── Information supplied ──
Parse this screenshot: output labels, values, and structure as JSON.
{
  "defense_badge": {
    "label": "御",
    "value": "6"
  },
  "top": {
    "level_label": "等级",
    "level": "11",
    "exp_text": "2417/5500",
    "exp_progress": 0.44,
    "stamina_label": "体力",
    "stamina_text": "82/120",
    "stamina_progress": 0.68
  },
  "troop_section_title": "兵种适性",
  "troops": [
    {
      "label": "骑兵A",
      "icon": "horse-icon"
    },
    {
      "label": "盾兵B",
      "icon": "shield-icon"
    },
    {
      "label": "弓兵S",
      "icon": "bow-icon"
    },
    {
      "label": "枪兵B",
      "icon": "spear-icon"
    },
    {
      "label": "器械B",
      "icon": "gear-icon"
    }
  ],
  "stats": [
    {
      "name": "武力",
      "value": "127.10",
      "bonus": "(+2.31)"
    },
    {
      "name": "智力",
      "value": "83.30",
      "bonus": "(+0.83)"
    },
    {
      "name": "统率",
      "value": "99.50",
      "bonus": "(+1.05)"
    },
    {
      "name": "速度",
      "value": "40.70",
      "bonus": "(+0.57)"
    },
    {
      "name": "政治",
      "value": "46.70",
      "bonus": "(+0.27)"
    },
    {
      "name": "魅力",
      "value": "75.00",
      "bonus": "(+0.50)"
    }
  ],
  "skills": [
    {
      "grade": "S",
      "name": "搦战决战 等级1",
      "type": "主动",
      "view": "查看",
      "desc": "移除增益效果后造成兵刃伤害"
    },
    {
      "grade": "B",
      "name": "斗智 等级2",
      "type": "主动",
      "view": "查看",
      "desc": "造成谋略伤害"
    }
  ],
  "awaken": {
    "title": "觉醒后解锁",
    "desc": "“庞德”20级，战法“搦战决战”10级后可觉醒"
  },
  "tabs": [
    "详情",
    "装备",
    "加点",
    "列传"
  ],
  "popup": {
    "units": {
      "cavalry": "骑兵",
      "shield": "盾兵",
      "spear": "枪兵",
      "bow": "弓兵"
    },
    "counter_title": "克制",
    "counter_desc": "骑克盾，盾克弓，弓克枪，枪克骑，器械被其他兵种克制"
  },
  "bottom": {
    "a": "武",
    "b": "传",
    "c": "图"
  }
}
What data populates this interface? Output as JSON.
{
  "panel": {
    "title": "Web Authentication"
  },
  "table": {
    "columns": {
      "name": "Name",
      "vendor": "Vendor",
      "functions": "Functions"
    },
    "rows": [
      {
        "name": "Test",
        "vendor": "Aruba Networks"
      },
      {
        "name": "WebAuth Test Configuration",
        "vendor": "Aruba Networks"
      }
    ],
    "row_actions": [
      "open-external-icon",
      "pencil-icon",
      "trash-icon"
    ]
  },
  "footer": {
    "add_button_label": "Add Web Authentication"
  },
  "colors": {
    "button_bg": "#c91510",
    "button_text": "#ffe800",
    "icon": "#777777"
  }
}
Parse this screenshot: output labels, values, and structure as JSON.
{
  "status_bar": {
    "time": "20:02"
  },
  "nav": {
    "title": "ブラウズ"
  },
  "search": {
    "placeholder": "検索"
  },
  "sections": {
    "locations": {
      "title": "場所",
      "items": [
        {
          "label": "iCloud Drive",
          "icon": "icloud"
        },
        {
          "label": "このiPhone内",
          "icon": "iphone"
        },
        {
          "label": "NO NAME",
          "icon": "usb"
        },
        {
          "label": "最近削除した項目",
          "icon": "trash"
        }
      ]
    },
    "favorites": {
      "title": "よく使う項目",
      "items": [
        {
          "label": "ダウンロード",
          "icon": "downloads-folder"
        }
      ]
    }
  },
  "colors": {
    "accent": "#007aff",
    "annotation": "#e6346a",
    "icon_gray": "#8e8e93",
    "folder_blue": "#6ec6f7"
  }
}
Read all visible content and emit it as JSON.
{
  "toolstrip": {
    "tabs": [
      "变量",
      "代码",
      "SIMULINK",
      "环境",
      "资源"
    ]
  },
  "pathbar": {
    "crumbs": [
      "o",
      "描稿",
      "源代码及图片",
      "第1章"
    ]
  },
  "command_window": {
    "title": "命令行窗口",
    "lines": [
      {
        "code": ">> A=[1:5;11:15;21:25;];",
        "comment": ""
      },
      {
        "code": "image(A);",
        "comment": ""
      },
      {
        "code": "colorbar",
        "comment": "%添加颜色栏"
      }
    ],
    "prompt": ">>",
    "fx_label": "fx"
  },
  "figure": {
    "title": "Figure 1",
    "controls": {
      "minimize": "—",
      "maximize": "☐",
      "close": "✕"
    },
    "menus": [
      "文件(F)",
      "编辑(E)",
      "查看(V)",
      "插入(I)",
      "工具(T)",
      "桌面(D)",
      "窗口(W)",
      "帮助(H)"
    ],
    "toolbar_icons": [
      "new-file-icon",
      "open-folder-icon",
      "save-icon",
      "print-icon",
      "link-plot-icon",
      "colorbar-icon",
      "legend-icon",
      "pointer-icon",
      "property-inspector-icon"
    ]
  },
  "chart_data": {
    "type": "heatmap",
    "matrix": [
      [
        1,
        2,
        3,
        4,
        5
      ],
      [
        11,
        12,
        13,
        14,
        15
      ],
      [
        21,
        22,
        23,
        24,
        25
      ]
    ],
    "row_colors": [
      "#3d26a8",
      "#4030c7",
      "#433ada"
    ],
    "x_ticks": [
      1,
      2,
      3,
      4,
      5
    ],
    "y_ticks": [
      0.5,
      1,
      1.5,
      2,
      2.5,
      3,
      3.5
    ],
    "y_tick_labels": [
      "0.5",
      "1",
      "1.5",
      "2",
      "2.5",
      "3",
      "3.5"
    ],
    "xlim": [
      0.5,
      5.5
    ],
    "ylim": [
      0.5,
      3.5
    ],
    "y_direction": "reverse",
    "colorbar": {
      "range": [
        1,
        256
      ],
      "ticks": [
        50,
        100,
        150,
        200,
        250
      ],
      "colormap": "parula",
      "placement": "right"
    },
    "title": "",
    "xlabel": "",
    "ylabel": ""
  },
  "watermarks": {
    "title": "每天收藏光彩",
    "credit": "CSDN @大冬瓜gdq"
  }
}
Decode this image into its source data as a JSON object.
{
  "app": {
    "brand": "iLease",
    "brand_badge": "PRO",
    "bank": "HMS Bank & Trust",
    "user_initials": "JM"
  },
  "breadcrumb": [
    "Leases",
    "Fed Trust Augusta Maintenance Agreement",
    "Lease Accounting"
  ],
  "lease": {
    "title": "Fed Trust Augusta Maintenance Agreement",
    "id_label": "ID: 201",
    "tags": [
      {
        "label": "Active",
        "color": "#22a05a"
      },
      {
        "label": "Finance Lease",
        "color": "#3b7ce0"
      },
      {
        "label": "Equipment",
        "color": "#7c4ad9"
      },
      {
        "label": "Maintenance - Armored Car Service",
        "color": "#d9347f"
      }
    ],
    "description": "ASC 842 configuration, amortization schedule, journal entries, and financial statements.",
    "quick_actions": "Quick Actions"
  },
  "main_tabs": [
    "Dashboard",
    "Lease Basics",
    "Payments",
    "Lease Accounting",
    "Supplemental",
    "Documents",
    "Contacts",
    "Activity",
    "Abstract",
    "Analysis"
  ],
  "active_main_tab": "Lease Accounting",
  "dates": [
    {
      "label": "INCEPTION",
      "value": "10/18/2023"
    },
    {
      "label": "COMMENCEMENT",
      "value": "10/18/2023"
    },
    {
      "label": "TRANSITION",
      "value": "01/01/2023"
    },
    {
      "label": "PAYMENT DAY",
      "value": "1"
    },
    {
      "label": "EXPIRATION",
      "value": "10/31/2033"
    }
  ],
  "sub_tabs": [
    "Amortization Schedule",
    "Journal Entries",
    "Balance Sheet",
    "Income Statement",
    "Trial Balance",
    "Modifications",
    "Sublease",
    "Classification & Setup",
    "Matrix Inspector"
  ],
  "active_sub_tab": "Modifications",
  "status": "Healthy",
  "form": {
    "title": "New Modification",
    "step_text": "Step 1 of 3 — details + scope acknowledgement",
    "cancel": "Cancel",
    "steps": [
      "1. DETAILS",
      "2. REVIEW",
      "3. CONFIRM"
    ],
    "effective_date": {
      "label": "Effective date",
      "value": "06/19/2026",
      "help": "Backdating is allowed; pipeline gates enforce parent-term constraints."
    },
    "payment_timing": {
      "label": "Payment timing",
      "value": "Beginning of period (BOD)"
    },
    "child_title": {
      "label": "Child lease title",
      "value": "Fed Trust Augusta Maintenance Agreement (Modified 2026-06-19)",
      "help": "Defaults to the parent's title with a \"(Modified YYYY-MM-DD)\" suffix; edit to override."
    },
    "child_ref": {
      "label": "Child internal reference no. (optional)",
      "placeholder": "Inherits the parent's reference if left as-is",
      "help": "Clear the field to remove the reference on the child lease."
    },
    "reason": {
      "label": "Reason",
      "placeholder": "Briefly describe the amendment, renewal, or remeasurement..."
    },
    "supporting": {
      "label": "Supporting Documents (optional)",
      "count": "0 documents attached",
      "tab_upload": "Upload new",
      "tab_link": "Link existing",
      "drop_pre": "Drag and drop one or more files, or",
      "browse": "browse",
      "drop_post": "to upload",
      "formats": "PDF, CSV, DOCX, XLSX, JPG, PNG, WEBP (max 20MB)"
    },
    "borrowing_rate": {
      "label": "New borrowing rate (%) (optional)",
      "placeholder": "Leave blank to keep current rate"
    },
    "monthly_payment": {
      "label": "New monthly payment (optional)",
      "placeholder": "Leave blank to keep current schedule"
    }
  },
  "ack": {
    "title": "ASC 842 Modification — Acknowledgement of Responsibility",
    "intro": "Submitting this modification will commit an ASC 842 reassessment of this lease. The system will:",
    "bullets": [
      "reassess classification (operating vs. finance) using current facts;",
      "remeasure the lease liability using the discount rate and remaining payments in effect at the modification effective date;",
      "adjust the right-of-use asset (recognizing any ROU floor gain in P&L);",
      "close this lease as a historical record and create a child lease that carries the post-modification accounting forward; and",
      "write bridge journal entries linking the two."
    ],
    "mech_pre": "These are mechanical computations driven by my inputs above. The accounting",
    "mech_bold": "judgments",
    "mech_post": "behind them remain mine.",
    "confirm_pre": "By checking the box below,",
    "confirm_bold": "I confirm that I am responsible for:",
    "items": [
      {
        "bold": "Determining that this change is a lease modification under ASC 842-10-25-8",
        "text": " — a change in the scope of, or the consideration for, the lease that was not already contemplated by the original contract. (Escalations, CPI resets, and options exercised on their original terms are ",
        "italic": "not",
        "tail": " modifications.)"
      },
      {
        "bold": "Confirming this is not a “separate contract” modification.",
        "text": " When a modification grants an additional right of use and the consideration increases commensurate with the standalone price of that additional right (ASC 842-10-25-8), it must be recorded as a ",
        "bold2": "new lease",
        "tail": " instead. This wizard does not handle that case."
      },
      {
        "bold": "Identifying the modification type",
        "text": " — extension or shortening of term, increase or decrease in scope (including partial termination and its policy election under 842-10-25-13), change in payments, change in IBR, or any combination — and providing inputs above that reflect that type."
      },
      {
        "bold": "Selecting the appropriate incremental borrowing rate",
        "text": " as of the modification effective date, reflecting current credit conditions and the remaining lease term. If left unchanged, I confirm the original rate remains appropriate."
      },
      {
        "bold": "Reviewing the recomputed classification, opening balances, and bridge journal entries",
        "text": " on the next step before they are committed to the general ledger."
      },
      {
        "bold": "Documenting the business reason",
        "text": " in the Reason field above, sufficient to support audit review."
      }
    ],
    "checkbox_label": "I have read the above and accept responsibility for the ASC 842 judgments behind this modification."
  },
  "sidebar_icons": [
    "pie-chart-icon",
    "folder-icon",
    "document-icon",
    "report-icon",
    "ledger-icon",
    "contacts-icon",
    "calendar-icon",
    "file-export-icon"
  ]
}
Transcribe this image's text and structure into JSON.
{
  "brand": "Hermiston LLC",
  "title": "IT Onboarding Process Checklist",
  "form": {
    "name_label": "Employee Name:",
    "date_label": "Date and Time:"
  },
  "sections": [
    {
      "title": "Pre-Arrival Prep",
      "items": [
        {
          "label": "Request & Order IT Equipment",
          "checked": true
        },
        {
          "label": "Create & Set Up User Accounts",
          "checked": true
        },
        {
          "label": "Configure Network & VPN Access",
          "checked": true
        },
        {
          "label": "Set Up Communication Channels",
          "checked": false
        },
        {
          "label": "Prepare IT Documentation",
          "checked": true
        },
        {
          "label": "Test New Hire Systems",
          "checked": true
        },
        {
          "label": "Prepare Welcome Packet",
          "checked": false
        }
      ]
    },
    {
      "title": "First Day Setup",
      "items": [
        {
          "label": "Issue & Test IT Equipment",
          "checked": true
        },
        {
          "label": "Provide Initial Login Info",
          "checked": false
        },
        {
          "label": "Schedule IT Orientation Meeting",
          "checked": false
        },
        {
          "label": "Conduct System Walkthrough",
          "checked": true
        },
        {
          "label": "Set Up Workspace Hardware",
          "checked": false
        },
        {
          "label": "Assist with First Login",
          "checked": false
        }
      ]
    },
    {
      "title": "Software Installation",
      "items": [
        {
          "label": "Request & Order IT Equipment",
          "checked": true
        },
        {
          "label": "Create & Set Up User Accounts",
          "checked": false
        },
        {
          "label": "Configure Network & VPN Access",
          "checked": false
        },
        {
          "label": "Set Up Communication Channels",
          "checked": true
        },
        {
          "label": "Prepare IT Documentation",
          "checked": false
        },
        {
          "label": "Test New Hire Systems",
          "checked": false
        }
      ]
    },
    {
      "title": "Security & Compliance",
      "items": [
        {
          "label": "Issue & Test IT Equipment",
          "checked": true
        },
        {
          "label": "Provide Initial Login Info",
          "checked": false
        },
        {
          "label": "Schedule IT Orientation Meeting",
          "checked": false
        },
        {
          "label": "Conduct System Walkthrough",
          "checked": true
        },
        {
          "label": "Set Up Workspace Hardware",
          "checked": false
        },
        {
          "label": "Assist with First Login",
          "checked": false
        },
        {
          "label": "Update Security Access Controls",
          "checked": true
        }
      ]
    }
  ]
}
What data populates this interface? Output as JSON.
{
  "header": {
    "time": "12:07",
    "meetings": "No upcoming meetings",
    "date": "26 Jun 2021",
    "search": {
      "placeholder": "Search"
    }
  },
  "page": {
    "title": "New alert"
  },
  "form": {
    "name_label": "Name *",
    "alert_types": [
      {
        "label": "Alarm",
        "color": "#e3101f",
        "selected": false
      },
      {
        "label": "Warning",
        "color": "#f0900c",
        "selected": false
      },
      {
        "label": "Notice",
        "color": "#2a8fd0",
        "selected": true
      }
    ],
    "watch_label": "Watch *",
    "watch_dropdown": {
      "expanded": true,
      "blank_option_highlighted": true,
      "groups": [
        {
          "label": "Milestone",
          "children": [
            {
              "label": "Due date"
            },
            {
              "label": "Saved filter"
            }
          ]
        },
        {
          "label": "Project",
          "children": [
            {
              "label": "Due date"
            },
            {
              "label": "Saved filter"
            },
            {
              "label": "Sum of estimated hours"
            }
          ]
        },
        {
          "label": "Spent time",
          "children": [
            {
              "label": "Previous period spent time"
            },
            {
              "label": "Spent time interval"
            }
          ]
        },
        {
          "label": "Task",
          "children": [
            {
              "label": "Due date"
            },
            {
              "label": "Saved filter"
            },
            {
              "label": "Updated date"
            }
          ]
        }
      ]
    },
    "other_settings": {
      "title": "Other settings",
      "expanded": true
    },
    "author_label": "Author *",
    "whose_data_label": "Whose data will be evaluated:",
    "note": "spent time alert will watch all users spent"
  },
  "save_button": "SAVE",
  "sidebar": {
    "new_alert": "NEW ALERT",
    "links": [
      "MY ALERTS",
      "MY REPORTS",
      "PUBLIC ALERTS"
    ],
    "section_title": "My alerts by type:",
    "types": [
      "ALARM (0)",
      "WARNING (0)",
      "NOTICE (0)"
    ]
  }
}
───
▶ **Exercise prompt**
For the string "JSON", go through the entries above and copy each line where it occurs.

▶ **Exercise result**
Parse this screenshot: output labels, values, and structure as JSON.
What data populates this interface? Output as JSON.
Parse this screenshot: output labels, values, and structure as JSON.
Read all visible content and emit it as JSON.
Decode this image into its source data as a JSON object.
Transcribe this image's text and structure into JSON.
What data populates this interface? Output as JSON.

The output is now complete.